Added Feldman:

Durkin is in his first season as Michigan’s defensive coordinator, helping the 9-2 Wolverines jump from 14th to third nationally in yards per play allowed (4.77 to 4.15) and 27th to sixth in scoring defense (22.4 to 14.9).

Prior to working on Jim Harbaugh‘s staff, Durkin served as Will Muschamp‘s defensive coordinator at Florida for two years, and as his special teams coordinator for two years before that. He previously worked at Stanford, Bowling Green (his alma mater) and Notre Dame.

Should he be offered and accept the job, Durkin would immediately become Big Ten East rivals with his mentor Harbaugh.

“This week is so important to our guys, my 100% focus is on this game and our players — that’s what this profession is all about. You’ve got to make sure you’re taking care of the job you have week in and week out. It’s a tough task, especially with this team we have this week,” Durkin told the Detroit Free Press when asked about the reports.

“My goal is to get the best game plan possible together for Ohio State and have our guys go play well. To answer rumors or speculation right now and put something to it, my total focus is 100% on Ohio State and nothing else.”

Illini to decide on fate of interim head coach Bill Cubit by Sunday

Bill Cubit
Associated Press

Illinois will decide whether or not to retain interim head coach Bill Cubit for the full-time job by Sunday, interim AD Paul Kowalczyk told WSKJ-FM Wednesday.

“We need to make that call and figure out which way we’re going for everyone’s sake,” Kowalczyk said, via the Chicago Tribune. “For me, it’s posthaste.”

Illinois closes its regular season Saturday against No. 16 Northwestern in Champaign. The Illini are 5-6 on the year and, for what it’s worth, Cubit desperately wants the job.

Also worth noting: the athletics department is operating under a total state of dysfunction in the wake of AD Mike Thomas‘s firing.

From 670 The Score in Chicago on Wednesday:

Sources tell 670 The Score that as overwhelmed university officials are dithering and providing little guidance, the group of trustees, boosters and alums left to run things can’t yet agree on much.  Some want to hire a search firm with a spotty recent track record, others want to form their own search committee, while another faction thinks they need to act faster by using their own contacts to target specific AD and coaching candidates right now and just get moving.

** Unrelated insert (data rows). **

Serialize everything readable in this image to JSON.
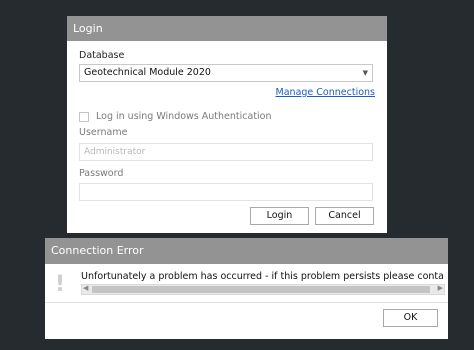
{
  "login": {
    "title": "Login",
    "database_label": "Database",
    "database_value": "Geotechnical Module 2020",
    "manage_connections": "Manage Connections",
    "windows_auth_label": "Log in using Windows Authentication",
    "windows_auth_checked": false,
    "username_label": "Username",
    "username_placeholder": "Administrator",
    "password_label": "Password",
    "password_value": "",
    "login_button": "Login",
    "cancel_button": "Cancel"
  },
  "error": {
    "title": "Connection Error",
    "icon": "exclamation-icon",
    "message": "Unfortunately a problem has occurred - if this problem persists please contact support",
    "ok_button": "OK"
  },
  "colors": {
    "background": "#262b30",
    "titlebar": "#939393",
    "link": "#1e5bbf"
  }
}
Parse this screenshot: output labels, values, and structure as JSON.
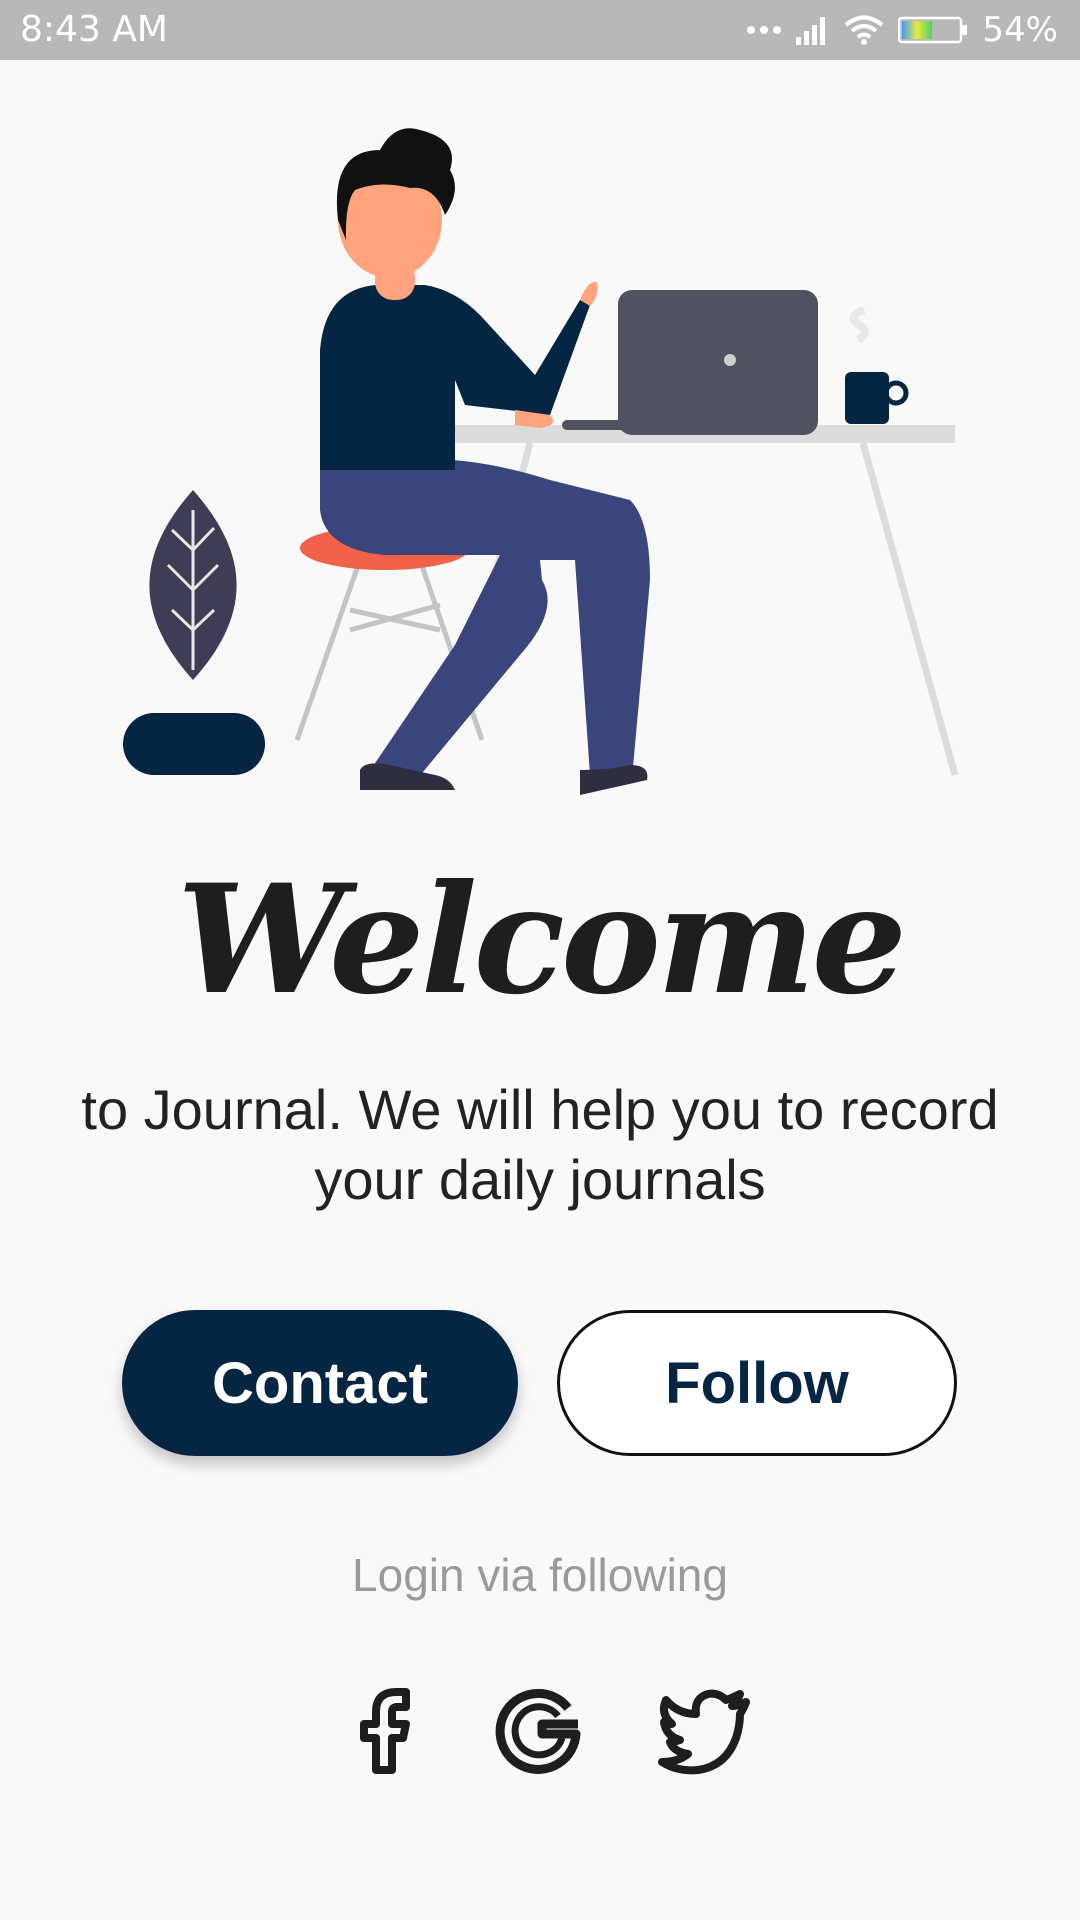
{
  "status_bar": {
    "time": "8:43  AM",
    "battery_percent": "54%",
    "battery_level": 0.54,
    "icons": [
      "more-dots-icon",
      "signal-icon",
      "wifi-icon",
      "battery-icon"
    ]
  },
  "illustration": {
    "name": "person-at-desk-illustration",
    "colors": {
      "navy": "#052643",
      "pants": "#3a467b",
      "skin": "#ffa47e",
      "laptop": "#505260",
      "desk": "#dcdcdc",
      "stool_seat": "#f2614a",
      "plant_leaf": "#3f3d56"
    }
  },
  "welcome": {
    "title": "Welcome",
    "subtitle": "to Journal. We will help you to record your daily journals"
  },
  "buttons": {
    "contact_label": "Contact",
    "follow_label": "Follow"
  },
  "login": {
    "label": "Login via following",
    "providers": [
      "facebook-icon",
      "google-icon",
      "twitter-icon"
    ]
  },
  "colors": {
    "primary": "#052643",
    "background": "#f9f9fa",
    "muted_text": "#9a9a9a",
    "status_bar": "#b8b8b8"
  }
}
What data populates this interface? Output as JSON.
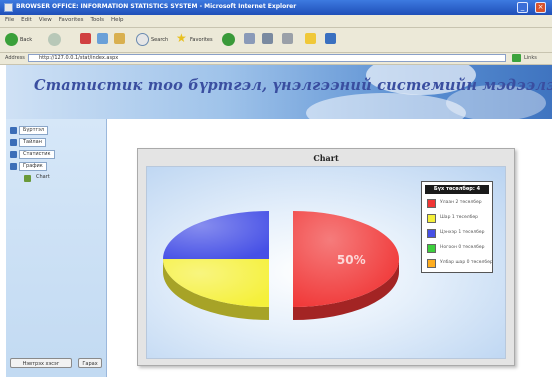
{
  "window": {
    "title": "BROWSER OFFICE: INFORMATION STATISTICS SYSTEM - Microsoft Internet Explorer",
    "min_glyph": "_",
    "close_glyph": "×"
  },
  "menu": [
    "File",
    "Edit",
    "View",
    "Favorites",
    "Tools",
    "Help"
  ],
  "toolbar": {
    "back_label": "Back",
    "search_label": "Search",
    "favorites_label": "Favorites"
  },
  "address": {
    "label": "Address",
    "value": "http://127.0.0.1/stat/index.aspx",
    "links_label": "Links"
  },
  "banner": {
    "title": "Статистик тоо бүртгэл, үнэлгээний системийн мэдээлэл"
  },
  "tree": {
    "items": [
      {
        "label": "Бүртгэл"
      },
      {
        "label": "Тайлан"
      },
      {
        "label": "Статистик"
      },
      {
        "label": "График"
      },
      {
        "label": "Chart"
      }
    ]
  },
  "bottom_buttons": {
    "primary": "Нэвтрэх хэсэг",
    "secondary": "Гарах"
  },
  "chart_data": {
    "type": "pie",
    "title": "Chart",
    "legend_title": "Бүх төсөлбөр: 4",
    "legend_placement": "top-right",
    "categories": [
      "Улаан 2 төсөлбөр",
      "Шар 1 төсөлбөр",
      "Цэнхэр 1 төсөлбөр",
      "Ногоон 0 төсөлбөр",
      "Улбар шар 0 төсөлбөр"
    ],
    "values": [
      50,
      25,
      25,
      0,
      0
    ],
    "value_labels": [
      "50%",
      "",
      "",
      "",
      ""
    ],
    "colors": [
      "#f03535",
      "#f5f03a",
      "#4650e6",
      "#3ccf3c",
      "#ffad1f"
    ]
  }
}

Any support for retaining Bill Cubit is getting strong push-back from those who don’t believe he wasn’t aware of Tim Beckman’s aberrant behavior, and from some who feel strongly about making a more dynamic hire.

For those keeping score at home: Illinois is dealing with a power vacuum of trustees, boosters and alums battling for control while an interim chancellor and interim athletics director work to reach a resolution on an interim football coach.

And the coaching carousel starts spinning in full four days from now.